— PROBLEM DESCRIPTION —
Look through the records below for lines containing the string "Plan", and report how many there are, nothing else.

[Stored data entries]
-- Opening Marker --

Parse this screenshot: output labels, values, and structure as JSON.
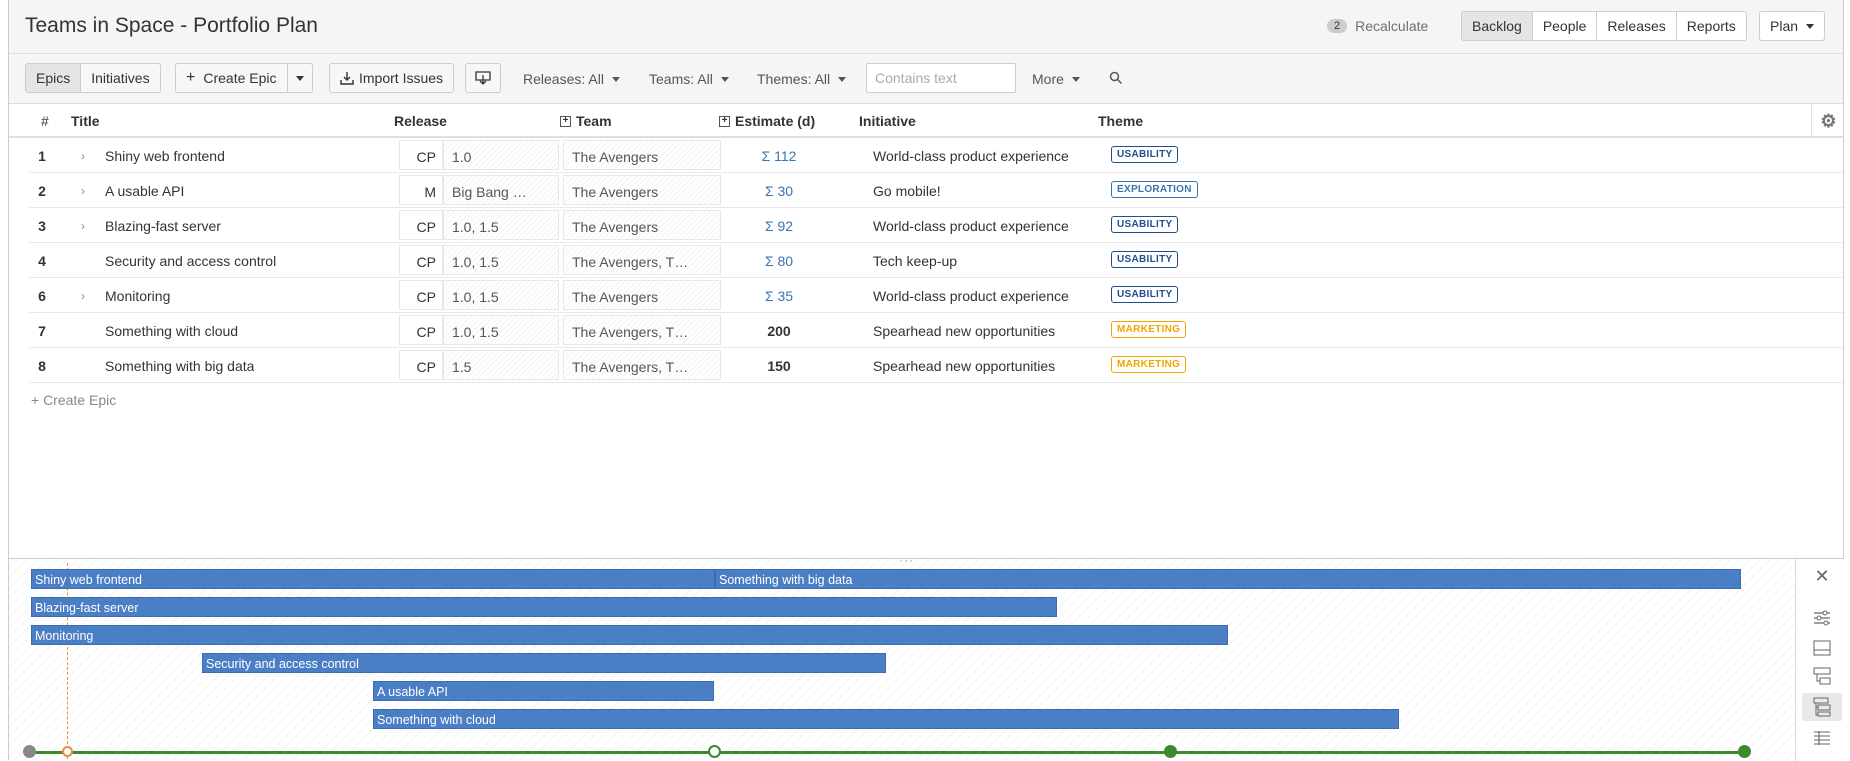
{
  "header": {
    "title": "Teams in Space - Portfolio Plan",
    "recalc_count": "2",
    "recalc_label": "Recalculate",
    "views": [
      "Backlog",
      "People",
      "Releases",
      "Reports"
    ],
    "active_view": "Backlog",
    "plan_label": "Plan"
  },
  "toolbar": {
    "epics_label": "Epics",
    "initiatives_label": "Initiatives",
    "create_epic_label": "Create Epic",
    "import_label": "Import Issues",
    "releases_filter": "Releases: All",
    "teams_filter": "Teams: All",
    "themes_filter": "Themes: All",
    "search_placeholder": "Contains text",
    "more_label": "More"
  },
  "table": {
    "columns": {
      "num": "#",
      "title": "Title",
      "release": "Release",
      "team": "Team",
      "estimate": "Estimate (d)",
      "initiative": "Initiative",
      "theme": "Theme"
    },
    "rows": [
      {
        "num": "1",
        "expandable": true,
        "title": "Shiny web frontend",
        "rel_code": "CP",
        "release": "1.0",
        "team": "The Avengers",
        "estimate": "Σ 112",
        "est_sum": true,
        "initiative": "World-class product experience",
        "theme": "USABILITY"
      },
      {
        "num": "2",
        "expandable": true,
        "title": "A usable API",
        "rel_code": "M",
        "release": "Big Bang …",
        "team": "The Avengers",
        "estimate": "Σ 30",
        "est_sum": true,
        "initiative": "Go mobile!",
        "theme": "EXPLORATION"
      },
      {
        "num": "3",
        "expandable": true,
        "title": "Blazing-fast server",
        "rel_code": "CP",
        "release": "1.0, 1.5",
        "team": "The Avengers",
        "estimate": "Σ 92",
        "est_sum": true,
        "initiative": "World-class product experience",
        "theme": "USABILITY"
      },
      {
        "num": "4",
        "expandable": false,
        "title": "Security and access control",
        "rel_code": "CP",
        "release": "1.0, 1.5",
        "team": "The Avengers, T…",
        "estimate": "Σ 80",
        "est_sum": true,
        "initiative": "Tech keep-up",
        "theme": "USABILITY"
      },
      {
        "num": "6",
        "expandable": true,
        "title": "Monitoring",
        "rel_code": "CP",
        "release": "1.0, 1.5",
        "team": "The Avengers",
        "estimate": "Σ 35",
        "est_sum": true,
        "initiative": "World-class product experience",
        "theme": "USABILITY"
      },
      {
        "num": "7",
        "expandable": false,
        "title": "Something with cloud",
        "rel_code": "CP",
        "release": "1.0, 1.5",
        "team": "The Avengers, T…",
        "estimate": "200",
        "est_sum": false,
        "initiative": "Spearhead new opportunities",
        "theme": "MARKETING"
      },
      {
        "num": "8",
        "expandable": false,
        "title": "Something with big data",
        "rel_code": "CP",
        "release": "1.5",
        "team": "The Avengers, T…",
        "estimate": "150",
        "est_sum": false,
        "initiative": "Spearhead new opportunities",
        "theme": "MARKETING"
      }
    ],
    "create_epic_link": "+ Create Epic"
  },
  "theme_colors": {
    "USABILITY": "#1f4e8c",
    "EXPLORATION": "#3b73af",
    "MARKETING": "#f0a500"
  },
  "timeline": {
    "bars": [
      {
        "label": "Shiny web frontend"
      },
      {
        "label": "Something with big data"
      },
      {
        "label": "Blazing-fast server"
      },
      {
        "label": "Monitoring"
      },
      {
        "label": "Security and access control"
      },
      {
        "label": "A usable API"
      },
      {
        "label": "Something with cloud"
      }
    ],
    "bar_color": "#4a7ec5",
    "release_track_color": "#3d8a2e",
    "today_color": "#f08a3c"
  }
}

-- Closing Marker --

— TASK RESULT —
2